The world is currently witnessing the tremendous magnitude and speed of collapse in economic activity and social degeneration like never before in our lifetime due to the novel coronavirus (COVID-19) pandemic.
This is indeed impacting negatively on efforts towards achieving the global Sustainable Development Goals (SDGs), which Ghana has adopted as its minimum set of national socio-economic policy goals to achieve by 2030. Indeed the country must achieve these goals in order to give meaning to the government’s commitment to eradicate poverty and leave no one behind by 2030.
The COVID-19 crisis has led the global economy to a new conundrum. Global financial markets have witnessed heavy losses and intense volatility. Trade and investments have similarly experienced sharp decelerations.

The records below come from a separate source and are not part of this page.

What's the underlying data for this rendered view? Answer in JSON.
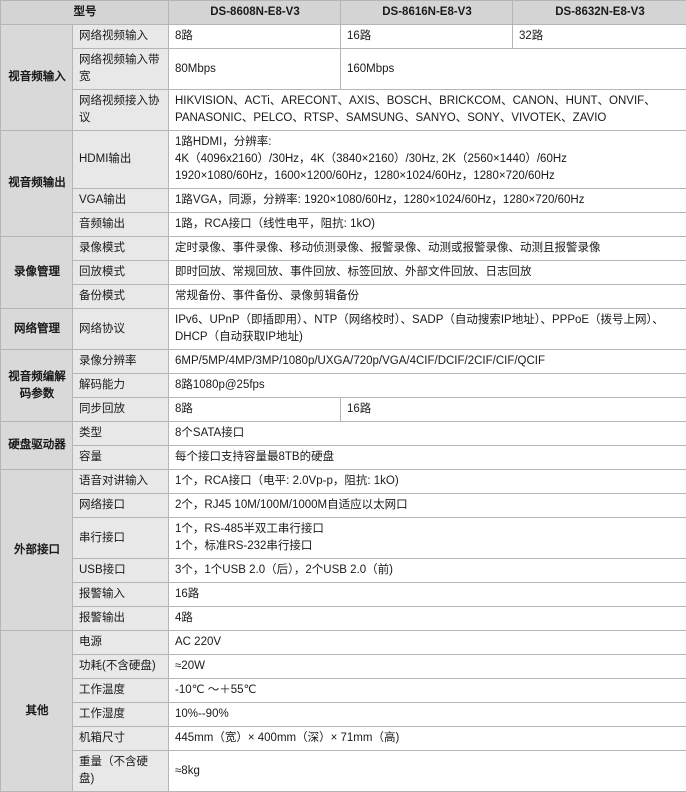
{
  "table": {
    "header": {
      "model_label": "型号",
      "models": [
        "DS-8608N-E8-V3",
        "DS-8616N-E8-V3",
        "DS-8632N-E8-V3"
      ]
    },
    "groups": [
      {
        "name": "视音频输入",
        "rows": [
          {
            "sub": "网络视频输入",
            "cells": [
              "8路",
              "16路",
              "32路"
            ]
          },
          {
            "sub": "网络视频输入带宽",
            "cells": [
              "80Mbps",
              "160Mbps"
            ]
          },
          {
            "sub": "网络视频接入协议",
            "lines": [
              "HIKVISION、ACTi、ARECONT、AXIS、BOSCH、BRICKCOM、CANON、HUNT、ONVIF、",
              "PANASONIC、PELCO、RTSP、SAMSUNG、SANYO、SONY、VIVOTEK、ZAVIO"
            ]
          }
        ]
      },
      {
        "name": "视音频输出",
        "rows": [
          {
            "sub": "HDMI输出",
            "lines": [
              "1路HDMI，分辨率:",
              "4K（4096x2160）/30Hz，4K（3840×2160）/30Hz, 2K（2560×1440）/60Hz",
              "1920×1080/60Hz，1600×1200/60Hz，1280×1024/60Hz，1280×720/60Hz"
            ]
          },
          {
            "sub": "VGA输出",
            "lines": [
              "1路VGA，同源，分辨率: 1920×1080/60Hz，1280×1024/60Hz，1280×720/60Hz"
            ]
          },
          {
            "sub": "音频输出",
            "lines": [
              "1路，RCA接口（线性电平，阻抗: 1kO)"
            ]
          }
        ]
      },
      {
        "name": "录像管理",
        "rows": [
          {
            "sub": "录像模式",
            "lines": [
              "定时录像、事件录像、移动侦测录像、报警录像、动测或报警录像、动测且报警录像"
            ]
          },
          {
            "sub": "回放模式",
            "lines": [
              "即时回放、常规回放、事件回放、标签回放、外部文件回放、日志回放"
            ]
          },
          {
            "sub": "备份模式",
            "lines": [
              "常规备份、事件备份、录像剪辑备份"
            ]
          }
        ]
      },
      {
        "name": "网络管理",
        "rows": [
          {
            "sub": "网络协议",
            "lines": [
              "IPv6、UPnP（即插即用）、NTP（网络校时）、SADP（自动搜索IP地址）、PPPoE（拨号上网）、",
              "DHCP（自动获取IP地址)"
            ]
          }
        ]
      },
      {
        "name": "视音频编解码参数",
        "rows": [
          {
            "sub": "录像分辨率",
            "lines": [
              "6MP/5MP/4MP/3MP/1080p/UXGA/720p/VGA/4CIF/DCIF/2CIF/CIF/QCIF"
            ]
          },
          {
            "sub": "解码能力",
            "lines": [
              "8路1080p@25fps"
            ]
          },
          {
            "sub": "同步回放",
            "cells": [
              "8路",
              "16路"
            ]
          }
        ]
      },
      {
        "name": "硬盘驱动器",
        "rows": [
          {
            "sub": "类型",
            "lines": [
              "8个SATA接口"
            ]
          },
          {
            "sub": "容量",
            "lines": [
              "每个接口支持容量最8TB的硬盘"
            ]
          }
        ]
      },
      {
        "name": "外部接口",
        "rows": [
          {
            "sub": "语音对讲输入",
            "lines": [
              "1个，RCA接口（电平: 2.0Vp-p，阻抗: 1kO)"
            ]
          },
          {
            "sub": "网络接口",
            "lines": [
              "2个，RJ45 10M/100M/1000M自适应以太网口"
            ]
          },
          {
            "sub": "串行接口",
            "lines": [
              "1个，RS-485半双工串行接口",
              "1个，标准RS-232串行接口"
            ]
          },
          {
            "sub": "USB接口",
            "lines": [
              "3个，1个USB 2.0（后），2个USB 2.0（前)"
            ]
          },
          {
            "sub": "报警输入",
            "lines": [
              "16路"
            ]
          },
          {
            "sub": "报警输出",
            "lines": [
              "4路"
            ]
          }
        ]
      },
      {
        "name": "其他",
        "rows": [
          {
            "sub": "电源",
            "lines": [
              "AC 220V"
            ]
          },
          {
            "sub": "功耗(不含硬盘)",
            "lines": [
              "≈20W"
            ]
          },
          {
            "sub": "工作温度",
            "lines": [
              "-10℃ ～＋55℃"
            ]
          },
          {
            "sub": "工作湿度",
            "lines": [
              "10%--90%"
            ]
          },
          {
            "sub": "机箱尺寸",
            "lines": [
              "445mm（宽）× 400mm（深）× 71mm（高)"
            ]
          },
          {
            "sub": "重量（不含硬盘)",
            "lines": [
              "≈8kg"
            ]
          }
        ]
      }
    ]
  }
}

Apart from the tragic human consequences of the COVID-19 pandemic, the accompanying economic uncertainty, according to the UNCTAD, is estimated to cost the global economy $1 trillion in 2020. This could rise to $2 trillion should growth in the world economy slump to only 0.5%. The IMF fears the global growth could fall to -3 per cent this year, making it the worst recession since the great depression.
It also estimates that the pandemic could push about 49 million people into extreme poverty in 2020 alone. According to the World Bank, COVID 19 poses as an unprecedented threat to development growth in Sub Saharan Africa (SSA). It estimates growth in SSA to decline from its 2019 value of 2.4% to between -2.1% and -5.1 % in 2020, making 2020 the worst year since records began in 1970 for the continent’s economic growth.

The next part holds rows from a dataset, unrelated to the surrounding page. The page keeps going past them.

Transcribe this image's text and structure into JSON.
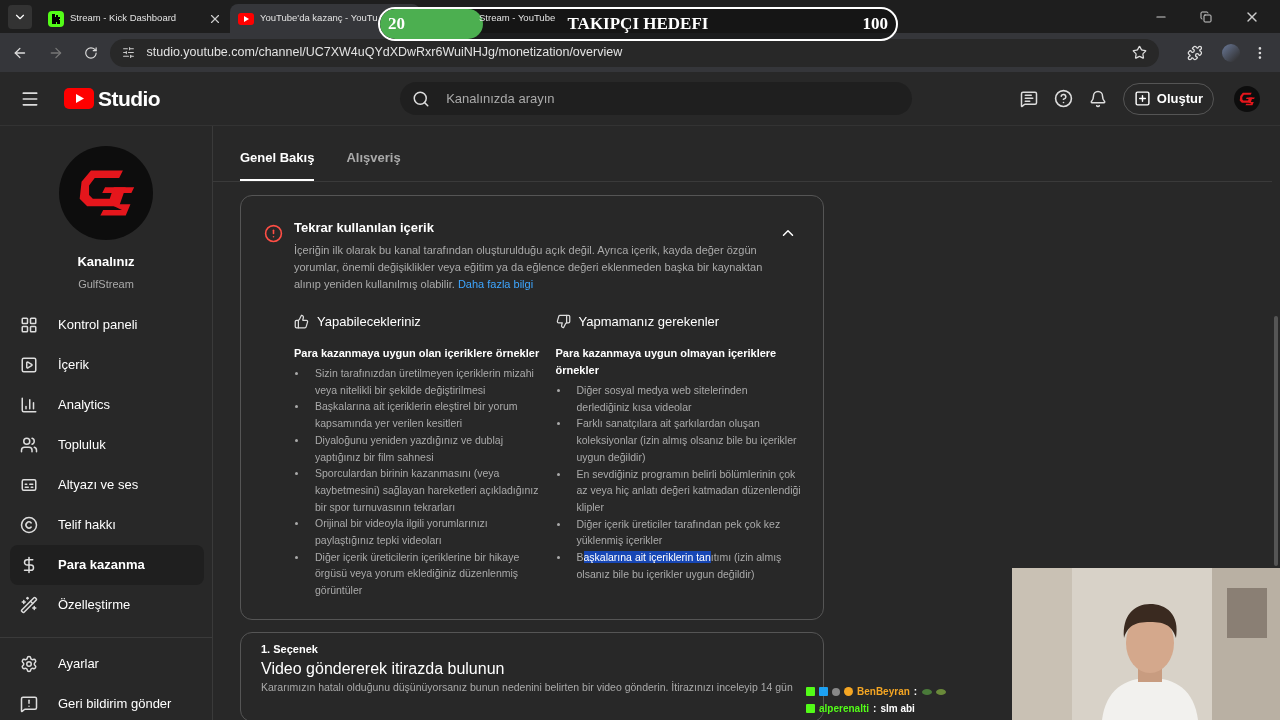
{
  "browser": {
    "tabs": [
      {
        "kind": "kick",
        "title": "Stream - Kick Dashboard",
        "selected": false
      },
      {
        "kind": "youtube",
        "title": "YouTube'da kazanç - YouTu",
        "selected": true
      },
      {
        "title": "Stream - YouTube",
        "selected": false
      }
    ],
    "url": "studio.youtube.com/channel/UC7XW4uQYdXDwRxr6WuiNHJg/monetization/overview"
  },
  "goal_overlay": {
    "current": "20",
    "title": "TAKIPÇI HEDEFI",
    "target": "100",
    "level": 0.2
  },
  "header": {
    "logo_text": "Studio",
    "search_placeholder": "Kanalınızda arayın",
    "create_button": "Oluştur"
  },
  "sidebar": {
    "channel_label": "Kanalınız",
    "channel_name": "GulfStream",
    "items": [
      {
        "label": "Kontrol paneli",
        "selected": false
      },
      {
        "label": "İçerik",
        "selected": false
      },
      {
        "label": "Analytics",
        "selected": false
      },
      {
        "label": "Topluluk",
        "selected": false
      },
      {
        "label": "Altyazı ve ses",
        "selected": false
      },
      {
        "label": "Telif hakkı",
        "selected": false
      },
      {
        "label": "Para kazanma",
        "selected": true
      },
      {
        "label": "Özelleştirme",
        "selected": false
      }
    ],
    "footer_items": [
      {
        "label": "Ayarlar"
      },
      {
        "label": "Geri bildirim gönder"
      }
    ]
  },
  "page_tabs": [
    {
      "label": "Genel Bakış",
      "selected": true
    },
    {
      "label": "Alışveriş",
      "selected": false
    }
  ],
  "notice": {
    "title": "Tekrar kullanılan içerik",
    "body": "İçeriğin ilk olarak bu kanal tarafından oluşturulduğu açık değil. Ayrıca içerik, kayda değer özgün yorumlar, önemli değişiklikler veya eğitim ya da eğlence değeri eklenmeden başka bir kaynaktan alınıp yeniden kullanılmış olabilir.",
    "link": "Daha fazla bilgi",
    "expanded": true,
    "columns": [
      {
        "kind": "do",
        "heading": "Yapabilecekleriniz",
        "subheading": "Para kazanmaya uygun olan içeriklere örnekler",
        "items": [
          {
            "text": "Sizin tarafınızdan üretilmeyen içeriklerin mizahi veya nitelikli bir şekilde değiştirilmesi"
          },
          {
            "text": "Başkalarına ait içeriklerin eleştirel bir yorum kapsamında yer verilen kesitleri"
          },
          {
            "text": "Diyaloğunu yeniden yazdığınız ve dublaj yaptığınız bir film sahnesi"
          },
          {
            "text": "Sporculardan birinin kazanmasını (veya kaybetmesini) sağlayan hareketleri açıkladığınız bir spor turnuvasının tekrarları"
          },
          {
            "text": "Orijinal bir videoyla ilgili yorumlarınızı paylaştığınız tepki videoları"
          },
          {
            "text": "Diğer içerik üreticilerin içeriklerine bir hikaye örgüsü veya yorum eklediğiniz düzenlenmiş görüntüler"
          }
        ]
      },
      {
        "kind": "dont",
        "heading": "Yapmamanız gerekenler",
        "subheading": "Para kazanmaya uygun olmayan içeriklere örnekler",
        "items": [
          {
            "text": "Diğer sosyal medya web sitelerinden derlediğiniz kısa videolar"
          },
          {
            "text": "Farklı sanatçılara ait şarkılardan oluşan koleksiyonlar (izin almış olsanız bile bu içerikler uygun değildir)"
          },
          {
            "text": "En sevdiğiniz programın belirli bölümlerinin çok az veya hiç anlatı değeri katmadan düzenlendiği klipler"
          },
          {
            "text": "Diğer içerik üreticiler tarafından pek çok kez yüklenmiş içerikler"
          },
          {
            "text": "B",
            "selected_text": "aşkalarına ait içeriklerin tan",
            "after": "ıtımı (izin almış olsanız bile bu içerikler uygun değildir)"
          }
        ]
      }
    ]
  },
  "option_card": {
    "label": "1. Seçenek",
    "title": "Video göndererek itirazda bulunun",
    "body": "Kararımızın hatalı olduğunu düşünüyorsanız bunun nedenini belirten bir video gönderin. İtirazınızı inceleyip 14 gün"
  },
  "chat": [
    {
      "user": "BenBeyran",
      "color": "#f5a623",
      "separator": ":",
      "emotes": true
    },
    {
      "user": "alperenalti",
      "color": "#53fc18",
      "separator": ":",
      "message": "slm abi",
      "emotes": false
    }
  ]
}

Ghana has not been spared of the negative effects of the pandemic. Even though the impact is still unfolding and the extent cannot be estimated with certainty the pandemic is expected to negatively impact the economy and erode some recent achieved economic and social gains. Real GDP growth, for instance, is projected to decline from a projected 6.8% to about 0.9% and deteriorate further in a worst case scenario for the 2020 ﬁscal year. The fiscal situation is expected to worsen from a projected budget deficit of 4.5% of GDP to about 11.4% of GDP. This arises from shortfalls in petroleum receipts of GH¢5,105 million; Non-Oil Tax revenue of GH¢4,269 million; and Non-Tax Revenues (Non-Oil) of GH¢3,941 million, and Other Revenues of GH¢17 million, compounded by increasing covid 19 expenditures. These expenditures are projected to include the cost of a COVID19 preparedness and response plan of about USD $100 million, in addition to other expenditures to cater for the provision of Health Infrastructure (Agenda 88+), Coronavirus Alleviation Programme, Capitalisation of National Development Bank, Security, Elections, and payment of outstanding claims.
On the face of covid 19 pandemic Ghana is likely to experience reductions in:
- in international trade volumes as a result of COVID 19 related lockdowns and other trade restrictions measures taken by Ghana’s trading partners.
- in Foreign Direct Investment (FDI) and portfolio investment, in foreign remittances, a squeeze in the domestic financial system and fewer funding avenues from foreign sources.
- in oil prices resulting from falling oil demand and worsening price wars among oil producers.
- in bilateral aid.
- in consumer demand for goods and services.
These effects are likely to translate into welfare losses and increases in poverty levels, which Ghana has in the past decade done so well to reduce. With the country having achieved many of the MDGs even ahead of schedule date of 2015, it was expected to do well with the successor global development framework, the SDGs, through intensified socio-economic investments. However, large fiscal, monetary, and financial policy stimulus to solve the crisis is already draining domestic resources from financing the SDGs. The situation in COVID 19 pandemic is certainly not good for achieving the Sustainable Development Goals (SDGs), which the country has only ten years to attain. Already the slow pace of efforts to achieving the SDGs has heightened anxieties of a reversal of recent SDG gains. Against this background Ghana needs to do a serious policy re-engineering if it were to achieve the SDGs, whilst fighting the Covid-19 pandemic.
The approach the Ghana government, therefore, takes will have long-lasting effects and must avoid deepening the root causes of poverty, inequality, deprivation, climate change, and conflict. The country’s policy responses to the outbreak must, consequently, be designed with a gender lens, and pay special attention to those living in extreme poverty and rural communities, with disabilities and the many poor engaged in subsistence farming. Furthermore, responses must be equitable and reachable to the digitally isolated.
Hence for the country to achieve the SDGs it is crucially necessary that its policies, actions, and investments to recover from the COVID-19 pandemic are guided by the 2030 Agenda.
Published by Appiah-Kubi, Kojo (PHD)